Eight months pregnant with her daughter Zamyiah, Rodriguez came close to drying one cold day in February.
She passed out after she began having difficulty breathing. At the hospital, doctors discovered she had two massive blood clots in her lungs.
Catherine’s doctor, Dr. Andrew Novick of Jersey City Medical Center, said there was a 40 percent chance that she wouldn’t make it – and the baby, would die as well.
The usual treatment for a pulmonary embolisms is large doses of TPA, a clot-busting drug – but there was a strong chance TPA would be lethal to the baby, as well.
So doctors decided to try a new cloth busting device, called Ekos. They threaded a long, thin catheter up from Catherine’s groin and right into the clots in her lungs. The catheter delivers the standard clot-busting drug. The difference is a dozen tiny ultrasound antennas that use high-frequency sound waves to force the drug deep into the clot, dissolving it.
Plus, the ultrasound meant Dr. Novick could use a much lower dose of TPA.
Ten weeks later, Catherine came back to the Jersey City Medical Center to deliver little Zamyiah.

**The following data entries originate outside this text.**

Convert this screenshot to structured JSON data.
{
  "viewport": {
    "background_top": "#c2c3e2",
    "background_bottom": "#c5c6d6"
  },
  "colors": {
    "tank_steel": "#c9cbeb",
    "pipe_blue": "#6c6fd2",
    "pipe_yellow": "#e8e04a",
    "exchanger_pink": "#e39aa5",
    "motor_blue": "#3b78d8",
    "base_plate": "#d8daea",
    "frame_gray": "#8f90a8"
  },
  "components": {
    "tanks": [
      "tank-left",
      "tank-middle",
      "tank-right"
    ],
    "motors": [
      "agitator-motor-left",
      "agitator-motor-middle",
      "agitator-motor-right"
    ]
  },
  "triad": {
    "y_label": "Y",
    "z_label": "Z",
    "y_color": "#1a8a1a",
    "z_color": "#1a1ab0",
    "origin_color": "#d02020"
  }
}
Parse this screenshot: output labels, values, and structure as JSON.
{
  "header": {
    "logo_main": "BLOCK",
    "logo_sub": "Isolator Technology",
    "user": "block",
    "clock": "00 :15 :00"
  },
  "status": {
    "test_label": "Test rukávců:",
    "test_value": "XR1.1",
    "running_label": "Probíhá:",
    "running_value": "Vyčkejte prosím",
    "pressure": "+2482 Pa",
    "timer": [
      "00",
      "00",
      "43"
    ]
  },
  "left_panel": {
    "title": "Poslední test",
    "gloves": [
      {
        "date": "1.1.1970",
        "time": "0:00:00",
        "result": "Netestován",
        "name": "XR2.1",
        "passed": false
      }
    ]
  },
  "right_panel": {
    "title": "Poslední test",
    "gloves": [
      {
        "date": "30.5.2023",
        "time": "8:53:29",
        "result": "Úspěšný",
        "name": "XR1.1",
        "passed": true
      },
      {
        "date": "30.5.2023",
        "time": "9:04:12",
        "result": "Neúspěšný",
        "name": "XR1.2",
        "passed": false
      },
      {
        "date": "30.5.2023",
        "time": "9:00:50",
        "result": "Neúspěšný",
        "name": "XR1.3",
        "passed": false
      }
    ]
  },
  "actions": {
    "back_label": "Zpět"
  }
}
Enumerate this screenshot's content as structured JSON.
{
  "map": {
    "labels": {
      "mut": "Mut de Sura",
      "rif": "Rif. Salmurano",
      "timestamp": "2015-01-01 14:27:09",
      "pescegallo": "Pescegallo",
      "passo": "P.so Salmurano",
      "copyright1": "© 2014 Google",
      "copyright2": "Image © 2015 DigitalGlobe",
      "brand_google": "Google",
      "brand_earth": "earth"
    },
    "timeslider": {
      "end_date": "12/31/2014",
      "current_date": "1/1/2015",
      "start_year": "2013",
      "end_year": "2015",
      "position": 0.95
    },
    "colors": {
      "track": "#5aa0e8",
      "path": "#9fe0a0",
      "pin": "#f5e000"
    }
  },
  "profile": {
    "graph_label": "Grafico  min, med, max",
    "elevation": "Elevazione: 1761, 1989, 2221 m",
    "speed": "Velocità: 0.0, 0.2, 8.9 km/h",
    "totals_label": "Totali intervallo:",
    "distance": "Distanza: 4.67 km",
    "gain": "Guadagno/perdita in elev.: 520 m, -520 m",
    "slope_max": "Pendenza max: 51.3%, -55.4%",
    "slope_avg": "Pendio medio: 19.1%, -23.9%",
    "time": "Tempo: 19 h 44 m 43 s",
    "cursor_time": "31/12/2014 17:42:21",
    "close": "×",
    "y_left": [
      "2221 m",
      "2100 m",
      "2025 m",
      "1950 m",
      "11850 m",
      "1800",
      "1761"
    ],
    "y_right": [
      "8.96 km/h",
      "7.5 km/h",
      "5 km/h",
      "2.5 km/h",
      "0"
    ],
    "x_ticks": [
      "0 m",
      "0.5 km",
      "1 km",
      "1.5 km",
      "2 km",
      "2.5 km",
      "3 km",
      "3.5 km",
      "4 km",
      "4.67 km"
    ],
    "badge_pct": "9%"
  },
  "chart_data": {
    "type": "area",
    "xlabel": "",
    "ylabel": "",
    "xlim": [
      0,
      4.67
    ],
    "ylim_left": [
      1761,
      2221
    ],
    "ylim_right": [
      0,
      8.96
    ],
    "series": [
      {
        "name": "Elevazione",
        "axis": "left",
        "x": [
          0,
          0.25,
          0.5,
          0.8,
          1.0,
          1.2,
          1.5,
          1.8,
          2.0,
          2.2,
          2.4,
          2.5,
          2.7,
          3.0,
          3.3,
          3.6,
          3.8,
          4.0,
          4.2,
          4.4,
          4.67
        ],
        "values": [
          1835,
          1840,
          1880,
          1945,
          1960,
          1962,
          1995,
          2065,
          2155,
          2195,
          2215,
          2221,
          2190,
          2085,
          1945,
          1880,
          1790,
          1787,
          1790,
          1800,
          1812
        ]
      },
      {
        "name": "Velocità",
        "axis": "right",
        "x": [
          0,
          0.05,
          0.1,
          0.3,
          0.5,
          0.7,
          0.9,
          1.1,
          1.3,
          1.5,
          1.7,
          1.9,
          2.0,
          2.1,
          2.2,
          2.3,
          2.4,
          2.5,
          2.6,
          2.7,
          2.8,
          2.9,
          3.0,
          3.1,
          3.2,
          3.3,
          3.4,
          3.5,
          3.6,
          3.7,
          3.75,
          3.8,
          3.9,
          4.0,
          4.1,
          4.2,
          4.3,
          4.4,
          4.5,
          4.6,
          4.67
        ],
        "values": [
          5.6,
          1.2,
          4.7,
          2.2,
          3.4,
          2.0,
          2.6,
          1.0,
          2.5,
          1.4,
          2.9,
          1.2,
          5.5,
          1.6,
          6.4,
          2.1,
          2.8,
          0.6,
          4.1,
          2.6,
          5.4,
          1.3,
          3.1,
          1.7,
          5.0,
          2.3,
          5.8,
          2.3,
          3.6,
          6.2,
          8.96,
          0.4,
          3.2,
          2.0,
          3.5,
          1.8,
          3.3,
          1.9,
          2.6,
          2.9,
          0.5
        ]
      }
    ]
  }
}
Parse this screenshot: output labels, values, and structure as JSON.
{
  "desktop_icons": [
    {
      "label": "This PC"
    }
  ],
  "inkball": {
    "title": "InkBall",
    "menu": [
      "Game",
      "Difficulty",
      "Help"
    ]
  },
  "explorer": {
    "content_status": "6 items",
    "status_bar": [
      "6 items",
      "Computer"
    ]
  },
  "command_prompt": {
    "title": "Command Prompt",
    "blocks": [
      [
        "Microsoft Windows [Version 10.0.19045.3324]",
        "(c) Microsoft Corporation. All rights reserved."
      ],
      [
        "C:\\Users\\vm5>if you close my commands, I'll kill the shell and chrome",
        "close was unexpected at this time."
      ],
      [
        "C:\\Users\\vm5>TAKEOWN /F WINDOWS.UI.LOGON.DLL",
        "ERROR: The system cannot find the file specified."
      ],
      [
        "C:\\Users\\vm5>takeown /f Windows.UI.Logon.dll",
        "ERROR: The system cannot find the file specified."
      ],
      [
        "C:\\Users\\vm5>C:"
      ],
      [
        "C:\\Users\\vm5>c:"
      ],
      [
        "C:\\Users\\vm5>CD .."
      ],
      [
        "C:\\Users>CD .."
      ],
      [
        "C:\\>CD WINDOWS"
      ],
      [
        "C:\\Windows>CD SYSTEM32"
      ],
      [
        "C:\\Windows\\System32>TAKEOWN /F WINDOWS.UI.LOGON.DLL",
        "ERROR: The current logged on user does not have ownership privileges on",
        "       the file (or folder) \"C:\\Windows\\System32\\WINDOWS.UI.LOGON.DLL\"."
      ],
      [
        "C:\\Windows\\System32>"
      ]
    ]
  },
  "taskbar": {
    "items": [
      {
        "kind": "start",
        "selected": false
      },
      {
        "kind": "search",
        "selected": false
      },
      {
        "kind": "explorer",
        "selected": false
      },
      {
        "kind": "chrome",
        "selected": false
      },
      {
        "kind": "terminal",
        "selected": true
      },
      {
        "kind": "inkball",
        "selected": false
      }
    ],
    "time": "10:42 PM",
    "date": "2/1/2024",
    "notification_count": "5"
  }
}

To hear the full story, watch Katie McGee’s report below.